Our first guest writer! I’d like to introduce Sara Jeffery, the compost guru and Urban Jr Farmer for the NCES. She has an upcoming Compost Painting Party this Saturday at the Community Compost Bins at the Revelstoke United Church. Come down with the kids to see what it’s all about!
Ever wondered what the perfect pet might be? Low maintenance, somehow productive, no expenses, doesn’t make a mess..
Why not worms? Yes, WORMS. They are animals too! Red Wrigglers are my favorite. So low maintenance, sometimes I forget I have them. Massively productive, and their mess = gardener’s gold – your plants won’t believe how good it is! No expense – in fact, they cut down on your waste. They eat your left over food scraps, shredded paper, and cardboard! Not to mention, they barely take up any room at all.
I am talking about vermi-composting. A compost process that can be done anywhere, using worms. I would love you to find out more and want to share a great website where you can do so: http://greenactioncentre.ca/content/vermicomposting/
Worms are great for your outdoor compost as well. So since we are on this compost topic, I need to share with you why the act of composting is so important. Organic materials overload landfills and react with other materials to create toxic leachate–the liquid drain-off from landfills, capable of contaminating local groundwater and waterways.
Read more: Why Is it Important to Compost? | eHow
Before we go any further, if you are residing in or around Revelstoke, please remember to be Bear Aware! Sue has a great Composting in Bear Country sheet you can access for free!
Composting can be so simple. In fact, you can not stop organic matter from decomposing – so this is a no fail, only win. First thing to do is choose a bin option that works for you. Click here to get some help making a decision. You can find some great counter top bins at Chantilly, as well as spare carbon filters and biodegradeable bags.

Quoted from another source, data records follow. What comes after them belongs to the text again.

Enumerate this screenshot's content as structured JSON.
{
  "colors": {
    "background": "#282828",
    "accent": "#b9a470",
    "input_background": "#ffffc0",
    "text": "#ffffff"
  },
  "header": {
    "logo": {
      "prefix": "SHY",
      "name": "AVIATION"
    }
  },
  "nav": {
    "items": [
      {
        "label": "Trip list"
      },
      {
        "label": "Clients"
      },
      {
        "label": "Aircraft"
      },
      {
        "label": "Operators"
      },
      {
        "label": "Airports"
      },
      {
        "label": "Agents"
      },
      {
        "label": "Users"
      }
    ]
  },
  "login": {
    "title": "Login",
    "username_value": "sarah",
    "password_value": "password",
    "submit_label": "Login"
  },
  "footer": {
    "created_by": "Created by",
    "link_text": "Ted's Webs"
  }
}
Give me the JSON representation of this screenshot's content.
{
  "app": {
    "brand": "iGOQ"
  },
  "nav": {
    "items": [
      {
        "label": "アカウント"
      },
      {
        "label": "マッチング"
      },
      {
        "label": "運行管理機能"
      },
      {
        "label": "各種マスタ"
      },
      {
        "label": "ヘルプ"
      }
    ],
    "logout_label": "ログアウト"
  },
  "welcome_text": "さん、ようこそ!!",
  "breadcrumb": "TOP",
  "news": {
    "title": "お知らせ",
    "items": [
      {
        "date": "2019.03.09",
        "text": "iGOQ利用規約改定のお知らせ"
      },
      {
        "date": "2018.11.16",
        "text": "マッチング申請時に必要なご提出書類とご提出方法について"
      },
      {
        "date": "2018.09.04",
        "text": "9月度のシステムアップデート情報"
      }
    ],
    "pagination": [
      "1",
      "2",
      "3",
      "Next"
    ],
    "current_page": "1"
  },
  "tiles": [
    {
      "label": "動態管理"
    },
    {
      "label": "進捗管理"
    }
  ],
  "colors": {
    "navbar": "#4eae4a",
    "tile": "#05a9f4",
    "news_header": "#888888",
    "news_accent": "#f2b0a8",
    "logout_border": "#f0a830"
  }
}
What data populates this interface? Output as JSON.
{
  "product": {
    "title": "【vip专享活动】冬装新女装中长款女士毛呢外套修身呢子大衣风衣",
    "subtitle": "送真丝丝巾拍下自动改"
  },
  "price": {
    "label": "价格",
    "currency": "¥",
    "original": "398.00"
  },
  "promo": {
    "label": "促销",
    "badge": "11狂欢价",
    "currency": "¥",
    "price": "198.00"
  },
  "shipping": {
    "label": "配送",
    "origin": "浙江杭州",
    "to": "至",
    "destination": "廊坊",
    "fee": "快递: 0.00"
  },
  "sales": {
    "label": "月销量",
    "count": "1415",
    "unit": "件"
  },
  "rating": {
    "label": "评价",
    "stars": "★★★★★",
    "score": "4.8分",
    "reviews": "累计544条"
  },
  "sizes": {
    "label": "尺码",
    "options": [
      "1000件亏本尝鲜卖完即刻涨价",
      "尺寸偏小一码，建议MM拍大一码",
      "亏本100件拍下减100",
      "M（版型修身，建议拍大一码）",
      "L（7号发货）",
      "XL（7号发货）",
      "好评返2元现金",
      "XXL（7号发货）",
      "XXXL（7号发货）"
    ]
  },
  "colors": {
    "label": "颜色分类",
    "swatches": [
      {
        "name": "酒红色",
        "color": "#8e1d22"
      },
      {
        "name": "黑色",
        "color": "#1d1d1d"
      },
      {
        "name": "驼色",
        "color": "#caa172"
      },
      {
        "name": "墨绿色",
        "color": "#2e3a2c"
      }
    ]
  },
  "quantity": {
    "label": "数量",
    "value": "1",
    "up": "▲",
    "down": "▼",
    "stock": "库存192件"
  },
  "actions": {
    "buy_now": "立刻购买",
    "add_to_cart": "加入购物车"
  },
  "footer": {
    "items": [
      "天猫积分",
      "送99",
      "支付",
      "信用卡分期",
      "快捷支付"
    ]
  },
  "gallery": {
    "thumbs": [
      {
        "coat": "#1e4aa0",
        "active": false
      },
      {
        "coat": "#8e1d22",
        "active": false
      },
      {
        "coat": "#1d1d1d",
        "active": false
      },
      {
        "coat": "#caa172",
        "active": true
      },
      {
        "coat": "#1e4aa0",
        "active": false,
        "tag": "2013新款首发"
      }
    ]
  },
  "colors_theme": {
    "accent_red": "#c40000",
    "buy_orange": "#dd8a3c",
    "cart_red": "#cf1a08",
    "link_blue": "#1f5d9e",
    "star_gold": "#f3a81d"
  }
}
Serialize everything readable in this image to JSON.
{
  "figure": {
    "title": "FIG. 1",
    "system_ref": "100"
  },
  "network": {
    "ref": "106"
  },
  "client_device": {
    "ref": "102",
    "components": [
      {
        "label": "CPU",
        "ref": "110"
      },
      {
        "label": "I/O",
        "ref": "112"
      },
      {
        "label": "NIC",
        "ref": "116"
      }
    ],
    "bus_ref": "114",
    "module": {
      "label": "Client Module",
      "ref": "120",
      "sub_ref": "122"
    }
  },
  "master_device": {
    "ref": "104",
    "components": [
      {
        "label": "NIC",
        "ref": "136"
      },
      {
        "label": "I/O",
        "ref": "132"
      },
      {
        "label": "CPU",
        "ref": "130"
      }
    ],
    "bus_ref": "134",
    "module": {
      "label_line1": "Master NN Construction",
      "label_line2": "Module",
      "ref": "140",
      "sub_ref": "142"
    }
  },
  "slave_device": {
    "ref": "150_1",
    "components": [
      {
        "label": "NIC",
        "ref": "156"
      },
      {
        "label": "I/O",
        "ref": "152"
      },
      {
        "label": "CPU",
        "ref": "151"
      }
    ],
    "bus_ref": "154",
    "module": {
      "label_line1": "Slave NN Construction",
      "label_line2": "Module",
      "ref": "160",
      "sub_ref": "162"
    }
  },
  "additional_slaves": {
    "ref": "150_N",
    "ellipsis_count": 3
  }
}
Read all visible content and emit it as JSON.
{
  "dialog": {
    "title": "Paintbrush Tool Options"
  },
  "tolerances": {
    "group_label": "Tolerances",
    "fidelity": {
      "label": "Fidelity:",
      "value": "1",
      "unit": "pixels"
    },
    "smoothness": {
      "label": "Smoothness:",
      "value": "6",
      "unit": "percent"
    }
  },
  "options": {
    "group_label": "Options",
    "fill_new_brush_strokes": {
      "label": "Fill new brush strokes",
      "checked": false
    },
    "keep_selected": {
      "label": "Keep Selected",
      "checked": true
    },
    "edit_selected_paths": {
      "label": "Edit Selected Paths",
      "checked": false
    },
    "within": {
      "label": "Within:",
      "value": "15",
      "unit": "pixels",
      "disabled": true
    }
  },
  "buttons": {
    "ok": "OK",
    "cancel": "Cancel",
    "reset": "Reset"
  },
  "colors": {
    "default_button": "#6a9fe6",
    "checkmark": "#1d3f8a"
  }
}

You will start your pile with a base layer of twigs and sticks to ensure it has air flow at both ends. Then you want to start layering browns, greens, browns with a ratio of 2:1 (browns:greens). Always ending with browns, this helps to keep smells down and pests out. Here are some common brown and green items:
- Fall leaves
- Hay & straw, cornstalks
- Shredded cardboard & newspaper (newspaper inks are soy-based which are OK)
- Paper plates, bags, towels
- Chipped brush, sticks, twigs, branches, bark
- Sawdust (from untreated wood)
- Pine needles (but not more than 10% of the pile)
- Vegetable & fruit wastes
- Coffee grounds, filters, & teabags
- Horse, cow, rabbit, chicken, gerbil, goat, sheep, rabbit, pig manure
- Weeds without weed seeds & other yard waste (without chemicals)
- Grass clippings (without chemicals)
The more each material is broken down, the quicker your compost will get to work. Plus if your worm buddies are in there, you are laughing! They are a speedy group – so don’t hesitate to add these little ones to your family!